### What the task asks
All of the entries below should be printed exactly; the pictures are to be left out.

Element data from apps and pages
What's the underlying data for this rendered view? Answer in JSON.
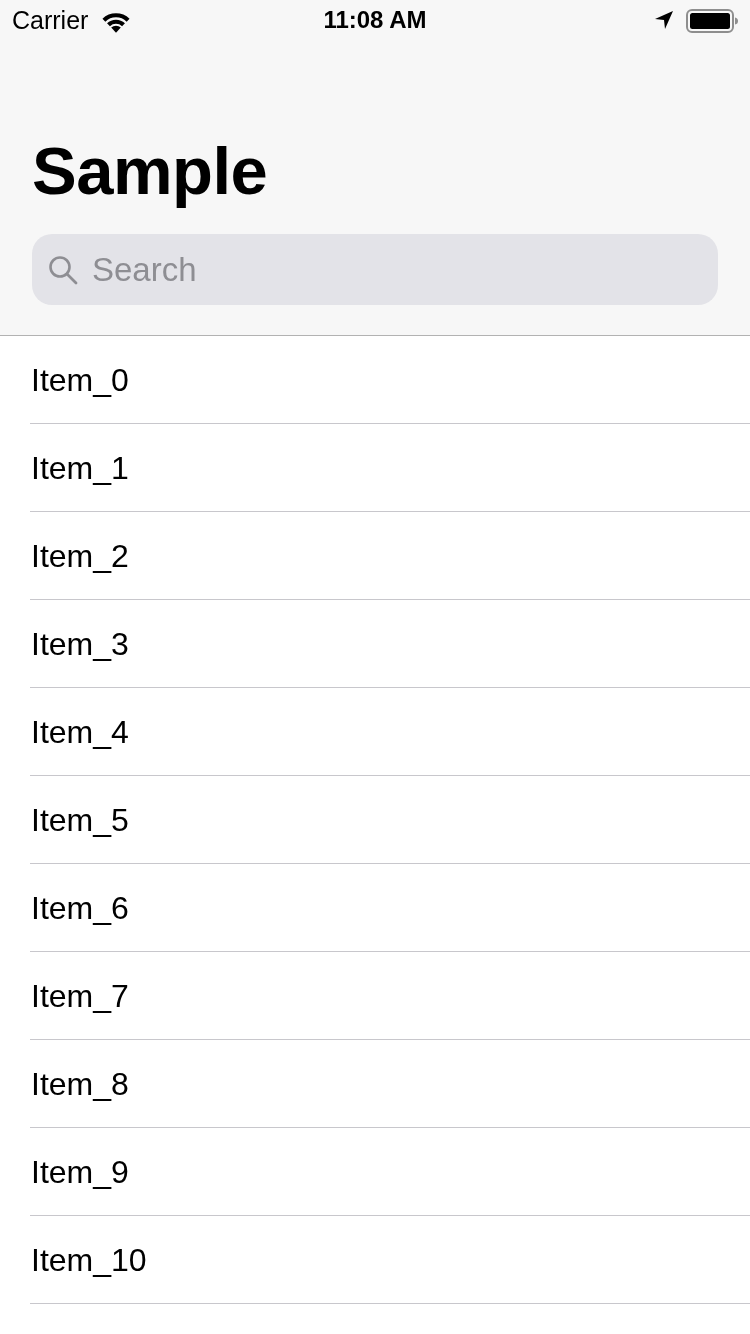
{
  "status_bar": {
    "carrier": "Carrier",
    "time": "11:08 AM"
  },
  "navigation": {
    "title": "Sample",
    "search": {
      "placeholder": "Search"
    }
  },
  "list": {
    "items": [
      {
        "label": "Item_0"
      },
      {
        "label": "Item_1"
      },
      {
        "label": "Item_2"
      },
      {
        "label": "Item_3"
      },
      {
        "label": "Item_4"
      },
      {
        "label": "Item_5"
      },
      {
        "label": "Item_6"
      },
      {
        "label": "Item_7"
      },
      {
        "label": "Item_8"
      },
      {
        "label": "Item_9"
      },
      {
        "label": "Item_10"
      }
    ]
  }
}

### Response to the exercise
What's the underlying data for this rendered view? Answer in JSON.
{
  "status_bar": {
    "carrier": "Carrier",
    "time": "11:08 AM"
  },
  "navigation": {
    "title": "Sample",
    "search": {
      "placeholder": "Search"
    }
  },
  "list": {
    "items": [
      {
        "label": "Item_0"
      },
      {
        "label": "Item_1"
      },
      {
        "label": "Item_2"
      },
      {
        "label": "Item_3"
      },
      {
        "label": "Item_4"
      },
      {
        "label": "Item_5"
      },
      {
        "label": "Item_6"
      },
      {
        "label": "Item_7"
      },
      {
        "label": "Item_8"
      },
      {
        "label": "Item_9"
      },
      {
        "label": "Item_10"
      }
    ]
  }
}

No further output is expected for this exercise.